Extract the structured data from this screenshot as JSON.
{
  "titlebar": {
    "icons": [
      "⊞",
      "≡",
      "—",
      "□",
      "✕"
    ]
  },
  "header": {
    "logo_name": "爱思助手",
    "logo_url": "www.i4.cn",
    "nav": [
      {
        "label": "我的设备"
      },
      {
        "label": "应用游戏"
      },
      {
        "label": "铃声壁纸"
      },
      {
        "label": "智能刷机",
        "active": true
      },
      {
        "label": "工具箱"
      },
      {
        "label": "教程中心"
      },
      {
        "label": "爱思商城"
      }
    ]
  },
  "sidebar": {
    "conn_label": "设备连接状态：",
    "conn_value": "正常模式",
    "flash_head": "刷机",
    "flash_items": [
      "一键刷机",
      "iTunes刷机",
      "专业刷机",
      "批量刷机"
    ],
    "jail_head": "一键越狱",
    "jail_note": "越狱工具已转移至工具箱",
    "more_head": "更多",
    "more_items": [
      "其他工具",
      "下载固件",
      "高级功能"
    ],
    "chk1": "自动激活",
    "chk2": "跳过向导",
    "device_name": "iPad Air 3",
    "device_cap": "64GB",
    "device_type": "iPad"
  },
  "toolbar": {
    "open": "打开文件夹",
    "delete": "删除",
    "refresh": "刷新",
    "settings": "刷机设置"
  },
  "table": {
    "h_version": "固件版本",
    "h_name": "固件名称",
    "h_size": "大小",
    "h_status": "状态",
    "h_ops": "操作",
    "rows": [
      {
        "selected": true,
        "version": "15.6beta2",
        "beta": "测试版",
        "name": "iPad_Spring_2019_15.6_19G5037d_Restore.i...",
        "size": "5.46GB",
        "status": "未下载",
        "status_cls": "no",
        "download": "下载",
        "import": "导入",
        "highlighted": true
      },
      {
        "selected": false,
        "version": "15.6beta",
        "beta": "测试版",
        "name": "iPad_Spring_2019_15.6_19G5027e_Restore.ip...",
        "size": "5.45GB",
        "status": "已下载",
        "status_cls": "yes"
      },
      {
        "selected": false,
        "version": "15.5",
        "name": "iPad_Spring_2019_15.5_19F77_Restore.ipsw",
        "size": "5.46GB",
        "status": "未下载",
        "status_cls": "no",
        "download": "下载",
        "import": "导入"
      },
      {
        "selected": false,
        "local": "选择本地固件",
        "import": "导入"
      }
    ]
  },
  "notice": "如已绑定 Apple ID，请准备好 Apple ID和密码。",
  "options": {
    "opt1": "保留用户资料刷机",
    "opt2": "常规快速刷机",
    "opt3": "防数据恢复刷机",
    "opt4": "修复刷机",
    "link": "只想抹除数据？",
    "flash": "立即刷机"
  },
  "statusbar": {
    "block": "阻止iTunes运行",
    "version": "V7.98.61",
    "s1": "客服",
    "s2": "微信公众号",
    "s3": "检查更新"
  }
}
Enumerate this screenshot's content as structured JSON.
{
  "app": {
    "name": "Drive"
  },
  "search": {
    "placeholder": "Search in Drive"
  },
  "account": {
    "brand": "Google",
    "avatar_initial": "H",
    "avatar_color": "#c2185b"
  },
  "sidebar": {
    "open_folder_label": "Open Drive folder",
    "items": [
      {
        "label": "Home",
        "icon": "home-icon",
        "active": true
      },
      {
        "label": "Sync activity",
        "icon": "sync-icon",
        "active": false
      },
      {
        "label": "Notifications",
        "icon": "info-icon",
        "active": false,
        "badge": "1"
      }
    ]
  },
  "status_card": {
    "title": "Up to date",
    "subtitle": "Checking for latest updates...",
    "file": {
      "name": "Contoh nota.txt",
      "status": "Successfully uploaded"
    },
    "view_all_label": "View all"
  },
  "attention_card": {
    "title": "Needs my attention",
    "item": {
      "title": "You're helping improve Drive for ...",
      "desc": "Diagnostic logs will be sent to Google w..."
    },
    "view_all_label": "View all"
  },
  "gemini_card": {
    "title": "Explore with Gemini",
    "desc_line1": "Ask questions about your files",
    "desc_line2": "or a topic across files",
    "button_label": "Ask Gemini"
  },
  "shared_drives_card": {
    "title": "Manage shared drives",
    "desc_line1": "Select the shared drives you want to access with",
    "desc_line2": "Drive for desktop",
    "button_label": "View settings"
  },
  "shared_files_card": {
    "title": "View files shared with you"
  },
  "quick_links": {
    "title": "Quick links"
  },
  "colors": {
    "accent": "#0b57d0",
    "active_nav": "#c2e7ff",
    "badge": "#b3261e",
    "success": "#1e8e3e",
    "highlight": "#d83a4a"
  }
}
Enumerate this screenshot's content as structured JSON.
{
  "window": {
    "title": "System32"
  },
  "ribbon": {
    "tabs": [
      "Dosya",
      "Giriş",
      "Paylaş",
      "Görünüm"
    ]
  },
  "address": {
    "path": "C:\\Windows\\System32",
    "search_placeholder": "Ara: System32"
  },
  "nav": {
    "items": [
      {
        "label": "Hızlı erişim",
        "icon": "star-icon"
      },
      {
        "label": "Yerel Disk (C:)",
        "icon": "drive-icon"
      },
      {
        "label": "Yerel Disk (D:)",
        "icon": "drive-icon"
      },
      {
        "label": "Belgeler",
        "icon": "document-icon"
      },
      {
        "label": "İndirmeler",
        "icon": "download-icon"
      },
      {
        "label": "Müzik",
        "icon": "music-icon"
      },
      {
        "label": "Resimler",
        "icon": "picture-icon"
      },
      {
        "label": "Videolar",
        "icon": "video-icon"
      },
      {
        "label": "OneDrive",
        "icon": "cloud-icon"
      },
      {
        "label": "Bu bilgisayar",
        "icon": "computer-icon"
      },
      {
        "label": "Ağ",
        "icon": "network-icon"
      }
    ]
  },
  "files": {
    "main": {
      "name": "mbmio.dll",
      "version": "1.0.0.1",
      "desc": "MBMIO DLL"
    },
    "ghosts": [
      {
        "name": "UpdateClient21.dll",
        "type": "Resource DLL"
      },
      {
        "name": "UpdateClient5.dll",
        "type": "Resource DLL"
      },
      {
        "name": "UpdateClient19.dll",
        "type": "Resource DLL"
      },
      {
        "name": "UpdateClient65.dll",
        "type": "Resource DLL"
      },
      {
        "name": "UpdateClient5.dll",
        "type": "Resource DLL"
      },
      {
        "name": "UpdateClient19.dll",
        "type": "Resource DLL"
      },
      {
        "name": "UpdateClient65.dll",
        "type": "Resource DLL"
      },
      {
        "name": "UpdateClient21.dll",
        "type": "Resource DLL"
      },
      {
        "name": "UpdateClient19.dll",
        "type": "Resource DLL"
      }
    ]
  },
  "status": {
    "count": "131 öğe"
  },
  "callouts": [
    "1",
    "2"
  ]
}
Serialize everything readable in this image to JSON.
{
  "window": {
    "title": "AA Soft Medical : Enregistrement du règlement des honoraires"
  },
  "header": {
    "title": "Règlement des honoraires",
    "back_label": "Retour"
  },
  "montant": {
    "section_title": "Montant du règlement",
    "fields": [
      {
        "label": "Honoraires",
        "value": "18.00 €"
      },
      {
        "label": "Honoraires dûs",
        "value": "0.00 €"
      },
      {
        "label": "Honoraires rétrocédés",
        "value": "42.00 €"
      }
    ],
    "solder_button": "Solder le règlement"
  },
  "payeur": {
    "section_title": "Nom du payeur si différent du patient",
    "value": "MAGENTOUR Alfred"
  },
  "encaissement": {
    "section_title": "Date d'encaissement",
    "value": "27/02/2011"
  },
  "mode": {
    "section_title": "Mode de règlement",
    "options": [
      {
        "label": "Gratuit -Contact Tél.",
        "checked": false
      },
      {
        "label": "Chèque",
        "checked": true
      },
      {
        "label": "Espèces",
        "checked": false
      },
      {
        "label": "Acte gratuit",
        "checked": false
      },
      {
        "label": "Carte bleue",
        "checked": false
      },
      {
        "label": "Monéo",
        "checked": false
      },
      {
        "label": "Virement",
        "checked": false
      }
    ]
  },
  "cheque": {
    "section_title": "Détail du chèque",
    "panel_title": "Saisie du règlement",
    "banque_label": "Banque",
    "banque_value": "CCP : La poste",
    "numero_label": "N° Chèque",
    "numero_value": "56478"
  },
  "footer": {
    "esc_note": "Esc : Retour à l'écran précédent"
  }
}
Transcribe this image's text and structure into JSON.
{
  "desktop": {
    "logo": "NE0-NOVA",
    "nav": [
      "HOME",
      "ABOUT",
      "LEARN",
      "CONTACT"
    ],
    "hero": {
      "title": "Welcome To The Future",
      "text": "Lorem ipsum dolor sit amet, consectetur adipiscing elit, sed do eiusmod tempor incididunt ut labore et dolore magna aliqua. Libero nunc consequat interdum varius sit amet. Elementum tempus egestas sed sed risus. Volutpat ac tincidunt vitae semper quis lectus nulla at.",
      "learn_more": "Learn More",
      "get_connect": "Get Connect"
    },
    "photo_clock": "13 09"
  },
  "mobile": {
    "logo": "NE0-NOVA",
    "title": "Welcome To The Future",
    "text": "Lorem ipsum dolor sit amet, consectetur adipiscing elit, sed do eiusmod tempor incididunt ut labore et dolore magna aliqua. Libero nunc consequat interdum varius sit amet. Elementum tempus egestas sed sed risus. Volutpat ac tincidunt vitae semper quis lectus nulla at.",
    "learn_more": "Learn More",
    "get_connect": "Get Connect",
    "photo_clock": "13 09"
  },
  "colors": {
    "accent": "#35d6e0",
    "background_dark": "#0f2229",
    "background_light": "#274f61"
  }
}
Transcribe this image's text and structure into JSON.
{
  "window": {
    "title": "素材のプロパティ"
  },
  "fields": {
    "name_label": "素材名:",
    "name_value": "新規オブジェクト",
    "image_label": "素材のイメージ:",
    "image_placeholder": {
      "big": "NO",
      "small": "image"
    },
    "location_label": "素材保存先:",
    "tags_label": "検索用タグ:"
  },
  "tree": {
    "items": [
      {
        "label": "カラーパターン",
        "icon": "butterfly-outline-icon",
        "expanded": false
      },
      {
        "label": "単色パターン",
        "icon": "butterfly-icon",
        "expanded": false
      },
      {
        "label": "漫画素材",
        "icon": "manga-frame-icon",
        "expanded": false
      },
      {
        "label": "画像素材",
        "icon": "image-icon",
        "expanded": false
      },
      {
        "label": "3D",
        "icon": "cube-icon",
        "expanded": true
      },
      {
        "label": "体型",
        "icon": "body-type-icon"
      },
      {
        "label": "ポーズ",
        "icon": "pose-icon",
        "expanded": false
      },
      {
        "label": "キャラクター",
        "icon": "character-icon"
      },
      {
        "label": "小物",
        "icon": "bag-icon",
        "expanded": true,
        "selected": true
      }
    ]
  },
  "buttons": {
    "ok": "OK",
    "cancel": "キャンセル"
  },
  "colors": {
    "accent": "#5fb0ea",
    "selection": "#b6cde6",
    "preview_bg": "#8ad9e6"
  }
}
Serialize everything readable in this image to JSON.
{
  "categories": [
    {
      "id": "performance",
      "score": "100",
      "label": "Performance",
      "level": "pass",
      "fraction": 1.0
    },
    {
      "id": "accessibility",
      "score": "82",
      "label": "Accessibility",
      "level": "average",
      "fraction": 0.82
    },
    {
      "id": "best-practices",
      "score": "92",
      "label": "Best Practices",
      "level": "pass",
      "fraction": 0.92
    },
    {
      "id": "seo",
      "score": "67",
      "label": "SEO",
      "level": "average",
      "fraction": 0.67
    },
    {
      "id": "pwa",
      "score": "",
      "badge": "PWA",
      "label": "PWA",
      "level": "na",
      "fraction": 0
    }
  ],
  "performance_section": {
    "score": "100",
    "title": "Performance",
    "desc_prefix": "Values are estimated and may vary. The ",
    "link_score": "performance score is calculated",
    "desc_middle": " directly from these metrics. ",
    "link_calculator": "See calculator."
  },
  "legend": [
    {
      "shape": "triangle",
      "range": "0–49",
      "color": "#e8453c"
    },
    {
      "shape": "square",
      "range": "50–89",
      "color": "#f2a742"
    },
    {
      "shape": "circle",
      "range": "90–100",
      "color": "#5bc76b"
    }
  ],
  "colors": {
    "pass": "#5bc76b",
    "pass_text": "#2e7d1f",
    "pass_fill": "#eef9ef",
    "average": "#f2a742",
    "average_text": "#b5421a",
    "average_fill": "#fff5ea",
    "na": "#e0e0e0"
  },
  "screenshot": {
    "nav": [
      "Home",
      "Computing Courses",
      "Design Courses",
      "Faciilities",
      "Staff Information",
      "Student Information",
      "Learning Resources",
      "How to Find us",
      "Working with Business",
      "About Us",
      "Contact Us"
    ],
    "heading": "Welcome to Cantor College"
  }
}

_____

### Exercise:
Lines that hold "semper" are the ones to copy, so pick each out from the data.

### Exercise output:
      "text": "Lorem ipsum dolor sit amet, consectetur adipiscing elit, sed do eiusmod tempor incididunt ut labore et dolore magna aliqua. Libero nunc consequat interdum varius sit amet. Elementum tempus egestas sed sed risus. Volutpat ac tincidunt vitae semper quis lectus nulla at.",
    "text": "Lorem ipsum dolor sit amet, consectetur adipiscing elit, sed do eiusmod tempor incididunt ut labore et dolore magna aliqua. Libero nunc consequat interdum varius sit amet. Elementum tempus egestas sed sed risus. Volutpat ac tincidunt vitae semper quis lectus nulla at.",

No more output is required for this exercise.